Component data from apps and pages
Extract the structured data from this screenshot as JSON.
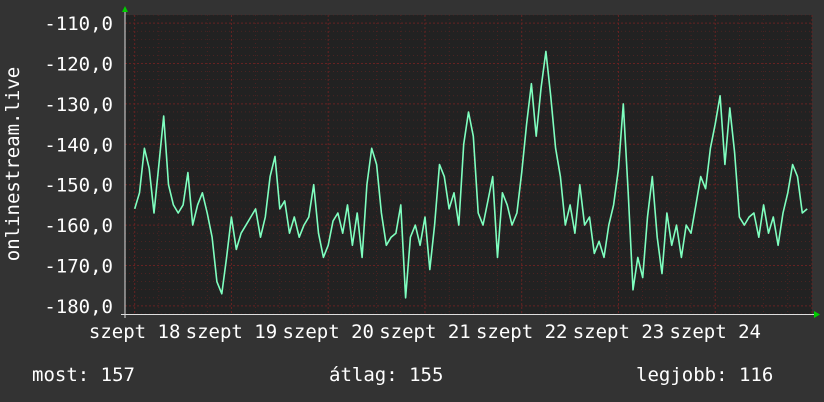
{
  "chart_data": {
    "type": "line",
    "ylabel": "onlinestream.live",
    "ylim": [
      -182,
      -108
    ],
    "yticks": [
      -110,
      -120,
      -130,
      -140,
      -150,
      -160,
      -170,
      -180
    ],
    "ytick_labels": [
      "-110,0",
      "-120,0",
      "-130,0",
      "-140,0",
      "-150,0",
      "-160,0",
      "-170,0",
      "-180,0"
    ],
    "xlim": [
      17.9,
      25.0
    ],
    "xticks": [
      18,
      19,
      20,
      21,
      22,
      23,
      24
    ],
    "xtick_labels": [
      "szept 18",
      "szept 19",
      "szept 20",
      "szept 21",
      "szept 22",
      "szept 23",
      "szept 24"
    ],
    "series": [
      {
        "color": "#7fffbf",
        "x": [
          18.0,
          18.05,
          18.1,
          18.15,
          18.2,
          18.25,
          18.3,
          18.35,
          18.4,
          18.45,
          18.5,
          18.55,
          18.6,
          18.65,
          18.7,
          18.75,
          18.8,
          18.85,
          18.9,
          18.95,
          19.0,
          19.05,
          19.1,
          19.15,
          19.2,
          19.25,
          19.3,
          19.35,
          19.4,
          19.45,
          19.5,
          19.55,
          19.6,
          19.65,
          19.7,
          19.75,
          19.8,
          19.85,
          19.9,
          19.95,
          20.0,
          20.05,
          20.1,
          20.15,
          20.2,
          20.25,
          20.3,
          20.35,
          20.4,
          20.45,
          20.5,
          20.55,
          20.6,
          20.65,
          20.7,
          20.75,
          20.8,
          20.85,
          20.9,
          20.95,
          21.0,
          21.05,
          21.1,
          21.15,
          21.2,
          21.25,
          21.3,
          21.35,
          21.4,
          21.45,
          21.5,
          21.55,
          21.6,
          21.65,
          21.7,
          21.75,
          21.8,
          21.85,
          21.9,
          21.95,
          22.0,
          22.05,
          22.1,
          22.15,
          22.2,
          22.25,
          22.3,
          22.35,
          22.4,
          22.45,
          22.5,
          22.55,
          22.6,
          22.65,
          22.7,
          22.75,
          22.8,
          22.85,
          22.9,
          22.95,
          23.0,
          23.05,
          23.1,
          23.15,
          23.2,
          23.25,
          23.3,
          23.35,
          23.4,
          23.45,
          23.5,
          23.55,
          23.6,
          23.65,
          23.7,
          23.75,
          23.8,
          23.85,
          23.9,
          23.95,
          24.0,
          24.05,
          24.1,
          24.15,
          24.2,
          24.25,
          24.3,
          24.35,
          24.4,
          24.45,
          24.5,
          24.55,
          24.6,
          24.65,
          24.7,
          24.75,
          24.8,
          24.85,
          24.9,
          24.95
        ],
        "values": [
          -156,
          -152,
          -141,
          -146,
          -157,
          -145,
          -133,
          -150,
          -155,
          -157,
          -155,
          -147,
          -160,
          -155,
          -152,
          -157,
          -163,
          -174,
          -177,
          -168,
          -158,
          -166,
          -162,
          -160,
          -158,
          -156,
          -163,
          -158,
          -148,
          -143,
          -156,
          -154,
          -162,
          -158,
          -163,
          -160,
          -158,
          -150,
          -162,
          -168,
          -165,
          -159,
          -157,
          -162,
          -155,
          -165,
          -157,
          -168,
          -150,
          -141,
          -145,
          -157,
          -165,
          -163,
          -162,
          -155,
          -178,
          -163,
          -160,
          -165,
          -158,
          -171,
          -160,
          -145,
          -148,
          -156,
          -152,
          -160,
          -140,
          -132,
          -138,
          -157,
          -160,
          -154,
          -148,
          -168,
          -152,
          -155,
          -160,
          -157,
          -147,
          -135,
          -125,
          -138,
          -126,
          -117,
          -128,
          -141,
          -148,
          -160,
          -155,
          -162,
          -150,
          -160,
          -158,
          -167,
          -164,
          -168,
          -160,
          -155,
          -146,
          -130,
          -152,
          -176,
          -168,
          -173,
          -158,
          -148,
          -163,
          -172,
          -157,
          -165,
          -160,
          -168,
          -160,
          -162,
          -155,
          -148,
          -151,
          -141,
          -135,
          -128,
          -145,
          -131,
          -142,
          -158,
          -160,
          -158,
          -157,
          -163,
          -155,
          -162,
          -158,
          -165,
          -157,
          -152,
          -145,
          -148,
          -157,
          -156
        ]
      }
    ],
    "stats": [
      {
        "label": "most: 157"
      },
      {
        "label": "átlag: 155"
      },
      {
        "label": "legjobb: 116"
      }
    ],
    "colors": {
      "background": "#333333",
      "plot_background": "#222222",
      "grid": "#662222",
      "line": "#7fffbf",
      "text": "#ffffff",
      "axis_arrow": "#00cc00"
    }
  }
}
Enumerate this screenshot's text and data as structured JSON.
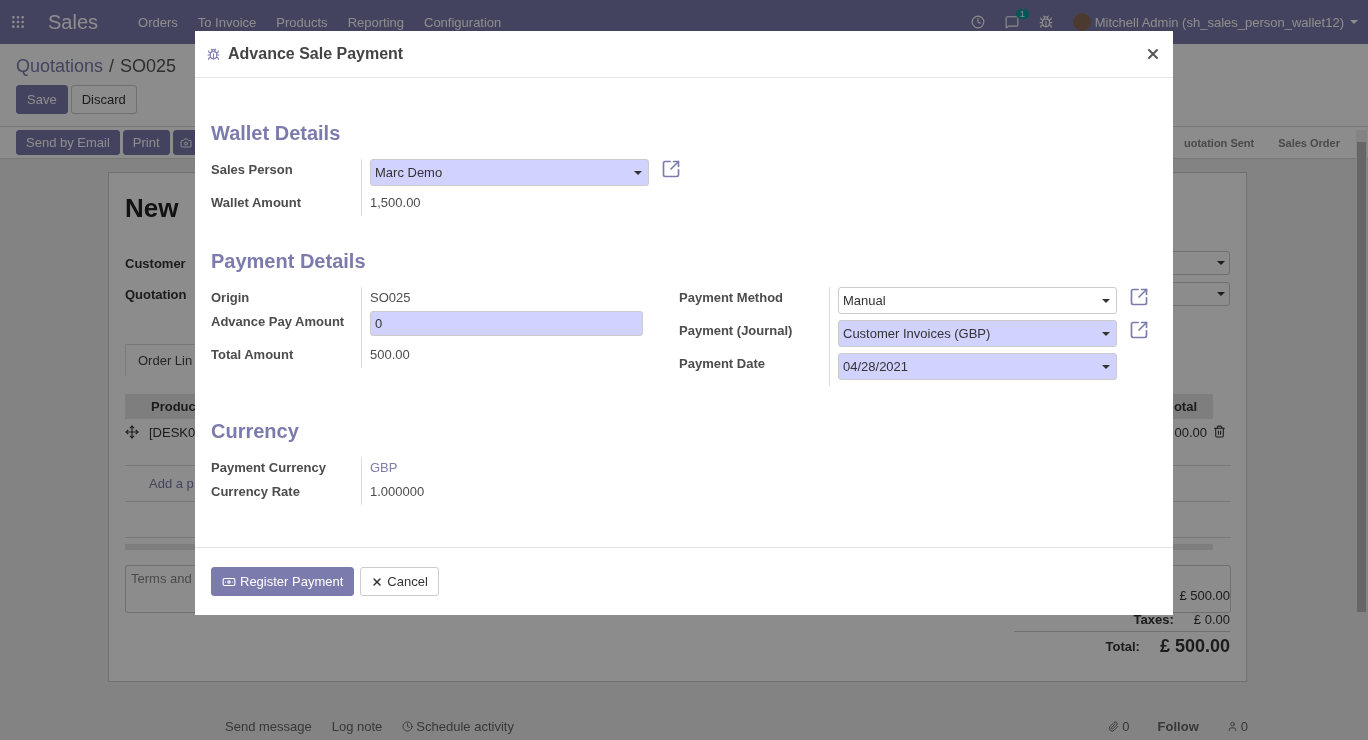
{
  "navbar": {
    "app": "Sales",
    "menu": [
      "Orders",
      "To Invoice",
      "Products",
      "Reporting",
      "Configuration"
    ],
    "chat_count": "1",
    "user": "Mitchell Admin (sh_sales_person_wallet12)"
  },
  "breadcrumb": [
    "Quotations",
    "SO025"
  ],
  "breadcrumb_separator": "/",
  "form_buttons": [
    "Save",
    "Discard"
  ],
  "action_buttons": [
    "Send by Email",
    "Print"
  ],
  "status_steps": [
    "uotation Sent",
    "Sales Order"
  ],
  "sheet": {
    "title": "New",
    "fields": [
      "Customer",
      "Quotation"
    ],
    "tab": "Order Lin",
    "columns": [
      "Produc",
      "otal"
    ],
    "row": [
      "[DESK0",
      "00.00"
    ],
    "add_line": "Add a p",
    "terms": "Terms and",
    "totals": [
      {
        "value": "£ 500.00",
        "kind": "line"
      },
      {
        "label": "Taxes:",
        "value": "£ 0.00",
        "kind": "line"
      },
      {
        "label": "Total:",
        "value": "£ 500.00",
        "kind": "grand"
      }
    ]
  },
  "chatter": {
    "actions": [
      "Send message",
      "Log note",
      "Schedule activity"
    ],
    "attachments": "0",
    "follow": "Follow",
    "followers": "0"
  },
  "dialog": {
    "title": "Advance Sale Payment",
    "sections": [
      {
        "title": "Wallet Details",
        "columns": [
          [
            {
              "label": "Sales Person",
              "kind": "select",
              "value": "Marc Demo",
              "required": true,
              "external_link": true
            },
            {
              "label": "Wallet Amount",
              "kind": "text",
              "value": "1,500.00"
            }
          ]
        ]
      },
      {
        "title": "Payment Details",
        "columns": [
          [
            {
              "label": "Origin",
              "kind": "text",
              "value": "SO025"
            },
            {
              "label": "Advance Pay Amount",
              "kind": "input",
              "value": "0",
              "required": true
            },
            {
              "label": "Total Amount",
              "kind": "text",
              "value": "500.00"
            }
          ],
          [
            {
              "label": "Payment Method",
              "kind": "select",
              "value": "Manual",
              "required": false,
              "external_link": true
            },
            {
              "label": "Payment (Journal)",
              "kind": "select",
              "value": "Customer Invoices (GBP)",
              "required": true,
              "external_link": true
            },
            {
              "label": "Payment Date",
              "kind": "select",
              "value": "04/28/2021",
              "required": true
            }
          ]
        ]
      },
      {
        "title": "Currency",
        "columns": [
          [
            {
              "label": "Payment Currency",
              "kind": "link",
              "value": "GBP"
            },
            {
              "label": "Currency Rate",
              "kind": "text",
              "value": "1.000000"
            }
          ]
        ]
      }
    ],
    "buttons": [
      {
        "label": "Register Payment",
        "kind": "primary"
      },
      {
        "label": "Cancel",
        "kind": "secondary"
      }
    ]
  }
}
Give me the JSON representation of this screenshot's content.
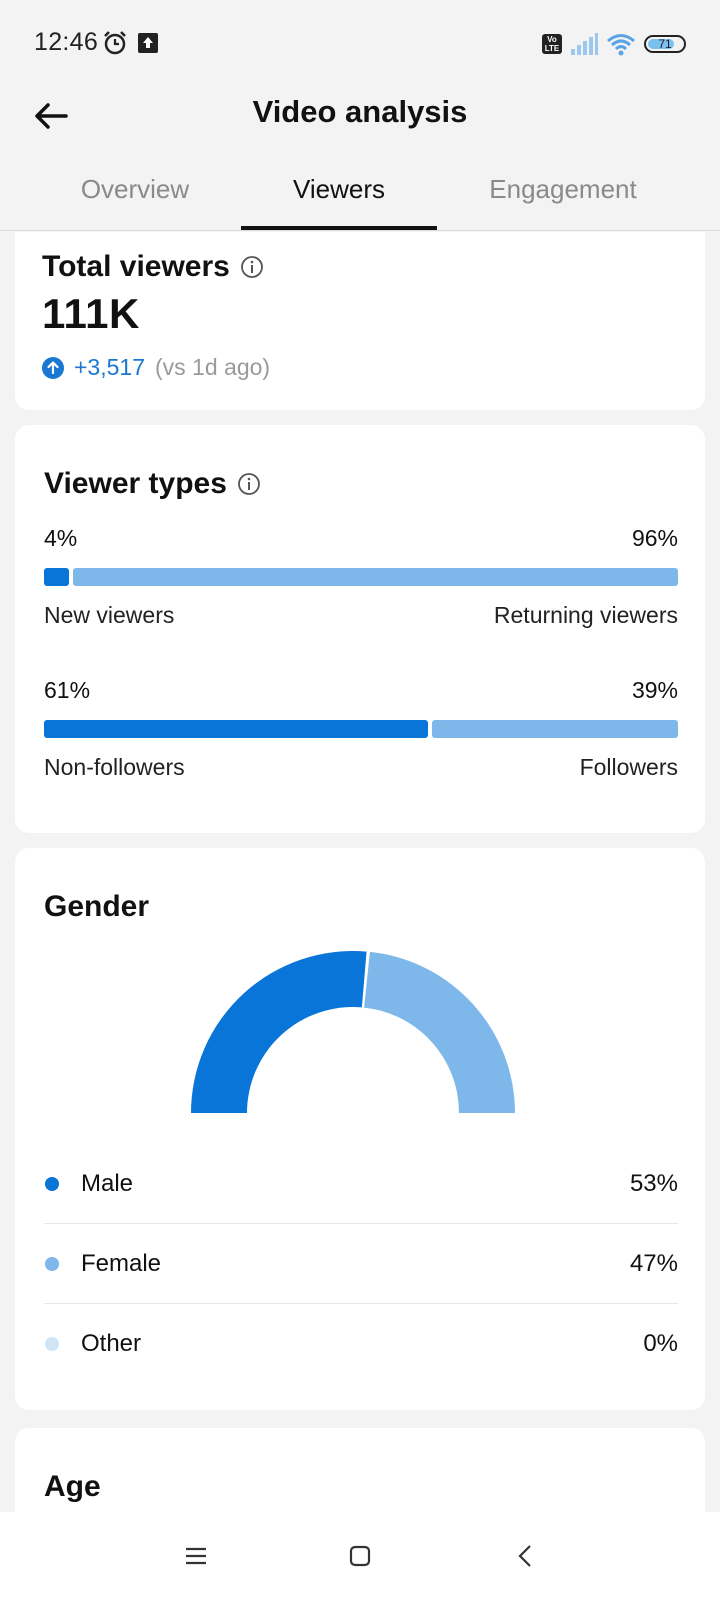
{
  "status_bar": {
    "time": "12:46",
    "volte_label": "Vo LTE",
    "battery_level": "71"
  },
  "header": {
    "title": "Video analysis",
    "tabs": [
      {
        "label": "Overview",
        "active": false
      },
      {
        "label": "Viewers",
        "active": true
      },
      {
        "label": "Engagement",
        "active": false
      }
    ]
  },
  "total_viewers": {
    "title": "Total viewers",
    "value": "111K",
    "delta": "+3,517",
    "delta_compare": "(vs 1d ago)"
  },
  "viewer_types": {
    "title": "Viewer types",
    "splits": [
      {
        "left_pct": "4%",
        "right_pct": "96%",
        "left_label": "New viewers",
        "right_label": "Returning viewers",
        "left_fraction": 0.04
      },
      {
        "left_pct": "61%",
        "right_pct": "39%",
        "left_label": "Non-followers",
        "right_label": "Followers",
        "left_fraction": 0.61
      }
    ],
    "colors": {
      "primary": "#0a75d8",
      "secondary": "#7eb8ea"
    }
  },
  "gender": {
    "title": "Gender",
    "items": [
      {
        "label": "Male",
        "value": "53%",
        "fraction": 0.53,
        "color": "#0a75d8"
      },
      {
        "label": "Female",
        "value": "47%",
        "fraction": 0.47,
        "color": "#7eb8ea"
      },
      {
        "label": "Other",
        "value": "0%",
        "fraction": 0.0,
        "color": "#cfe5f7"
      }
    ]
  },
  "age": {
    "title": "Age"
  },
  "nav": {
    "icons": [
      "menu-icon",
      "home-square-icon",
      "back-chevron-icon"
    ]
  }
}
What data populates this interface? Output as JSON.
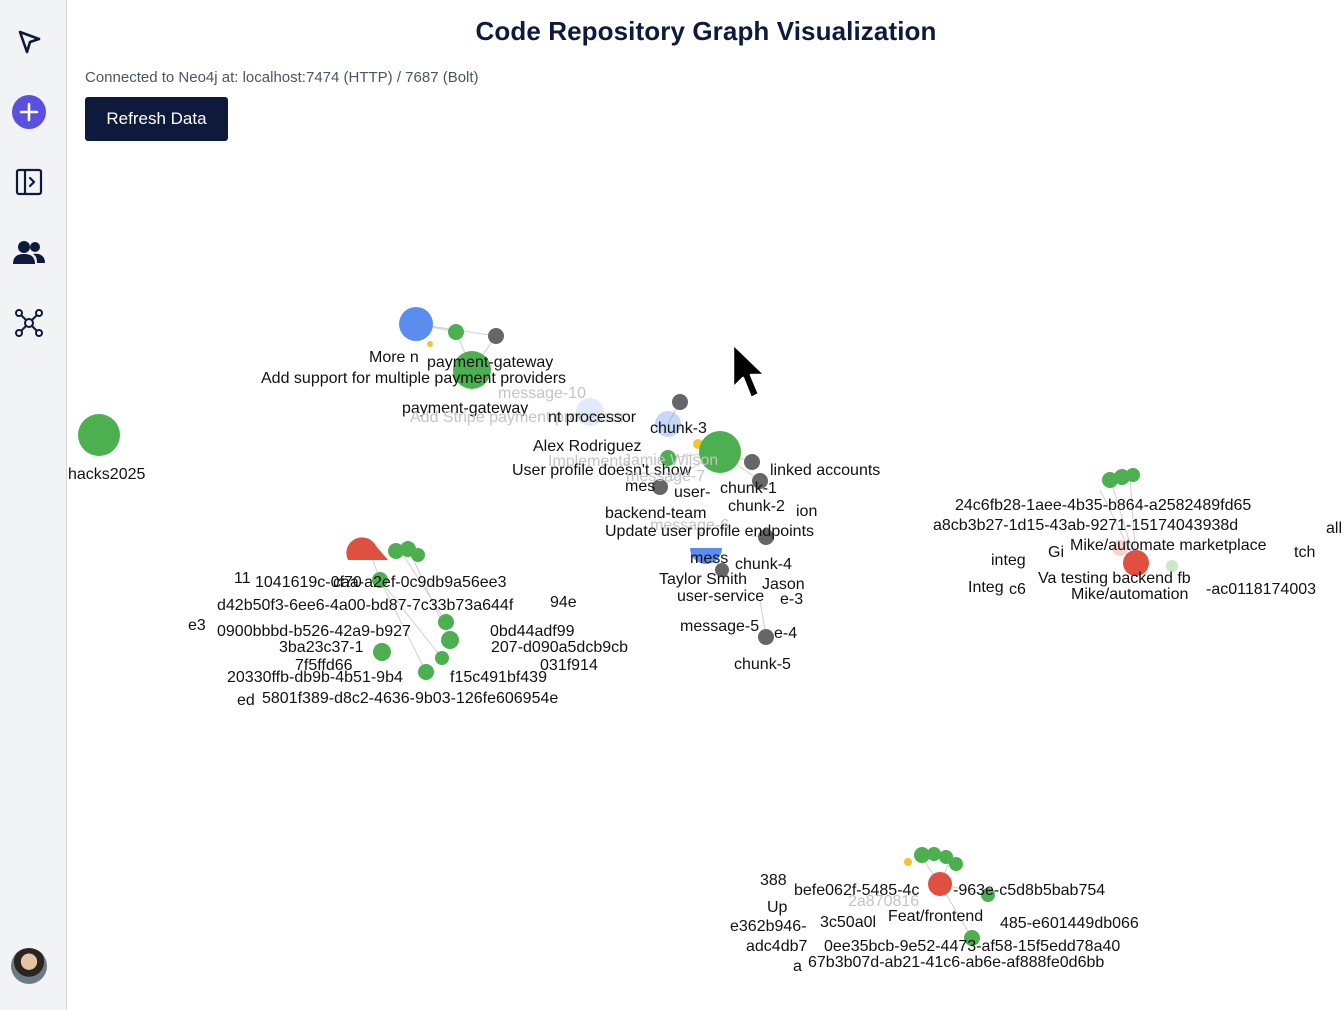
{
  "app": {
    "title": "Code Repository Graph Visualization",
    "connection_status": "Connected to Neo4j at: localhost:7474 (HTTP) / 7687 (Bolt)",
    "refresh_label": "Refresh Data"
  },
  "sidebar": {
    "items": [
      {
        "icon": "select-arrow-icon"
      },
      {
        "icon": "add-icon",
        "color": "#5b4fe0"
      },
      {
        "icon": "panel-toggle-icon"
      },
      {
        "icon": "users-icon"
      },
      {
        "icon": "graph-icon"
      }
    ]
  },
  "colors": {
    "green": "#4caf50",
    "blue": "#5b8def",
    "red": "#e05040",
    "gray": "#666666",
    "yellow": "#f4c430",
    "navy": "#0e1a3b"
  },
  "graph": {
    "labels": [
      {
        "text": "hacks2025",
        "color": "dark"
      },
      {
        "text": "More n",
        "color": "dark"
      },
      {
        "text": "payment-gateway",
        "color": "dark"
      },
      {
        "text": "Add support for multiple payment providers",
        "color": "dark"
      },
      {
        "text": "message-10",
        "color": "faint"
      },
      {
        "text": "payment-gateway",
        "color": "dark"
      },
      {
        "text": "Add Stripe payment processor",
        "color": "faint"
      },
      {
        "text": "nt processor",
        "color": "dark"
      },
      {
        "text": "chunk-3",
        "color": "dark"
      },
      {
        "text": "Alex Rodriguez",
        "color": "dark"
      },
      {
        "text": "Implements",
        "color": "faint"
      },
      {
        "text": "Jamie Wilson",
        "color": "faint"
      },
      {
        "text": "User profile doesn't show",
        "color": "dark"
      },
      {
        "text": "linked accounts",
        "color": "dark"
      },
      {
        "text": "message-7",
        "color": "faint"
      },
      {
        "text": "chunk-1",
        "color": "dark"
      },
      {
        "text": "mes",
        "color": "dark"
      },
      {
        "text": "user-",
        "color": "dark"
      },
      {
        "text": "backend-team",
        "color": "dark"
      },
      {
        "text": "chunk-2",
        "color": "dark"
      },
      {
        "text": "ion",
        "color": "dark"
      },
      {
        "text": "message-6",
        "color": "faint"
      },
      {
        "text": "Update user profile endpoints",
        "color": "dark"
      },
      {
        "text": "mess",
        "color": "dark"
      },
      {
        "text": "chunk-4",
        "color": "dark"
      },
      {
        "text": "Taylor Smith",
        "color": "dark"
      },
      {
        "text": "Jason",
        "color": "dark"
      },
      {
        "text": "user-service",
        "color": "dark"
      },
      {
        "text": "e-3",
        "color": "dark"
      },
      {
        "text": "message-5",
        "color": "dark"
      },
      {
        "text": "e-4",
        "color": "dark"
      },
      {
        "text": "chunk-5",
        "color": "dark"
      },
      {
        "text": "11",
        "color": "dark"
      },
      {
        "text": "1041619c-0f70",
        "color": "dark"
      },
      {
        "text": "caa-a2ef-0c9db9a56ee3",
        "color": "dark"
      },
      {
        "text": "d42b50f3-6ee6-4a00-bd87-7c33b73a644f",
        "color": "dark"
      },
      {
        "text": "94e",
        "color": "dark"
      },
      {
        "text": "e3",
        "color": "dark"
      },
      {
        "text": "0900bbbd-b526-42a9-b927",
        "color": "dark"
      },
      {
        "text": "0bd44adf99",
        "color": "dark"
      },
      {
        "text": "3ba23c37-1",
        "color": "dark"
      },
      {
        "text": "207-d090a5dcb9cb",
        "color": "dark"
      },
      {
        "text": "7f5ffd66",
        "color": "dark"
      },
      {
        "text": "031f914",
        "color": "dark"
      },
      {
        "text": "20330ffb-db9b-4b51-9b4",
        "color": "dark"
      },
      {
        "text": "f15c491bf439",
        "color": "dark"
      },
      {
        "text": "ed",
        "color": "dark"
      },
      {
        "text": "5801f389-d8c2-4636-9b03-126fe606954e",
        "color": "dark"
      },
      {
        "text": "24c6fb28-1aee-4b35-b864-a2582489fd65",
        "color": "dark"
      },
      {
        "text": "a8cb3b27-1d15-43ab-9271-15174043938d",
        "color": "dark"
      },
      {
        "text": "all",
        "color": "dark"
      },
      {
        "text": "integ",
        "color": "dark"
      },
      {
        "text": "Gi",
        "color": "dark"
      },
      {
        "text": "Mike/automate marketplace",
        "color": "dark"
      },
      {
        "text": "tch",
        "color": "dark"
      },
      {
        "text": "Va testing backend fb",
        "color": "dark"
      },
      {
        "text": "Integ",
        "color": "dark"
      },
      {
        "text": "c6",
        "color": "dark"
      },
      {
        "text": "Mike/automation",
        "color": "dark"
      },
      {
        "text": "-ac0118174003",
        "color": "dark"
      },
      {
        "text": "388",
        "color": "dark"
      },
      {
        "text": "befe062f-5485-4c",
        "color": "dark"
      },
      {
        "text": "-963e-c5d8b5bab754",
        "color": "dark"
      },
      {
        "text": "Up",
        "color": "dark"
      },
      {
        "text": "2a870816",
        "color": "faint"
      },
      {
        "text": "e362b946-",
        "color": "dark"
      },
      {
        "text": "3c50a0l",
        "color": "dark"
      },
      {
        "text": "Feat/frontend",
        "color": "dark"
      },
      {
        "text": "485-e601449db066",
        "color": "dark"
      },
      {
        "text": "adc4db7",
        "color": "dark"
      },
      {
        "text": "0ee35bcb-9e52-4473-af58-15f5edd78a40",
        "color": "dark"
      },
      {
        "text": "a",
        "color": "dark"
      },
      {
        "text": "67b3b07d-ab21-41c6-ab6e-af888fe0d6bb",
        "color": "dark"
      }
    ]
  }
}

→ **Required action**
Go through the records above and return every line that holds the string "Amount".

→ **Written solution**
              "label": "Wallet Amount",
              "label": "Advance Pay Amount",
              "label": "Total Amount",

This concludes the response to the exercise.